“One of the really exciting results in this paper is, the outer two basin rings correspond to massive faults,” Zuber says. “And we were able to detect that these faults appear to have penetrated entirely through the crust and into the mantle, which is quite something.”
Making a bull’s-eye
In the second paper, led by Brandon Johnson, a former MIT postdoc in Zuber’s group and now an assistant professor at Brown University, the team created a computer simulation to reconstruct the first hours following the initial impact that created the Orientale basin. The team ran the simulation multiple times, with varying conditions, until the final basin and its concentric rings matched the observations made by GRAIL.
Based on these simulations, the team estimated that the basin was carved out by a 40-mile-wide object that collided with the moon at about 9 miles per second, or 32,400 miles per hour. The impact pulverized the underlying crust, and the propagation and subsequent unloading of the shockwave caused material to rise up, then crash back down, sloshing back and forth in a wave-like fashion for the next two hours. The material eventually settled back to the surface in the pattern of the basin’s two outermost rings, each rising several kilometers high. This entire process obliterated any trace of the initial crater.
The simulations showed that the basin’s innermost ring was formed by a different process. While smaller impacts can cause material in a crater to flow inward, forming a mound in the middle, Orientale’s central mound was so large that it was unstable. The material eventually collapsed, forming the basin’s innermost ring.

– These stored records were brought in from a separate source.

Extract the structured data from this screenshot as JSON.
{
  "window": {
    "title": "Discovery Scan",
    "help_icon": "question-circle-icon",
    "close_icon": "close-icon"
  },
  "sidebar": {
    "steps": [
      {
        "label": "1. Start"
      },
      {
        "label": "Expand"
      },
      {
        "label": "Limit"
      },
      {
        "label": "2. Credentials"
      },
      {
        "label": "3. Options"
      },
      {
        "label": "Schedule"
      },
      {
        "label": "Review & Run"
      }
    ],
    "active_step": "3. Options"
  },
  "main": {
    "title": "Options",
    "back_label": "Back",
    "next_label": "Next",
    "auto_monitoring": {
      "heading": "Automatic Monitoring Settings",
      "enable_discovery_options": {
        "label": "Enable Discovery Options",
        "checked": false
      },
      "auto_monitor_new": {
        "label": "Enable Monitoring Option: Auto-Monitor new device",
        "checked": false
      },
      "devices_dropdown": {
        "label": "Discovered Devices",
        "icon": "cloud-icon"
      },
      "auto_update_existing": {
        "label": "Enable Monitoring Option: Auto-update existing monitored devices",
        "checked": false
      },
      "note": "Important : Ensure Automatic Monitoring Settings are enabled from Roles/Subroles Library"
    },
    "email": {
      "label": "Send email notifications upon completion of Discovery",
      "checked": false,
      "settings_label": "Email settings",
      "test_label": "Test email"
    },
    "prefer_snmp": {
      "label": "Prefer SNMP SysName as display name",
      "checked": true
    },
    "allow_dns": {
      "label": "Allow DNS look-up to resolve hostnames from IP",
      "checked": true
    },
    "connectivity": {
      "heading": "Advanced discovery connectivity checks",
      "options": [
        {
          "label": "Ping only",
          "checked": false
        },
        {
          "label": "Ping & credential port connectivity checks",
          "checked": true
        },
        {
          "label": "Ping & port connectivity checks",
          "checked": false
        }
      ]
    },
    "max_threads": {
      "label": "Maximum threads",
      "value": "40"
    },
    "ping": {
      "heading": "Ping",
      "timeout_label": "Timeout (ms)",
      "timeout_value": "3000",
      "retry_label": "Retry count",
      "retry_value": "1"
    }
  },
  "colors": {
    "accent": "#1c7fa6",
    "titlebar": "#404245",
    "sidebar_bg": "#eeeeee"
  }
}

“Ultimately, what this tells us is that the early history of the planets, at the time life was developing on Earth, was an extraordinarily hostile environment,” Zuber says. “There were extreme, energetic events that produced remarkably difficult environmental conditions. Maybe that’s why life is as tenacious as it is, because life forms somehow developed in the time subsequent to these catastrophic events. They were tough little buggers.”
This research was supported by the NASA Discovery Program. The papers’ authors from MIT include David Smith, Katarina Miljković, and Jason Soderblom.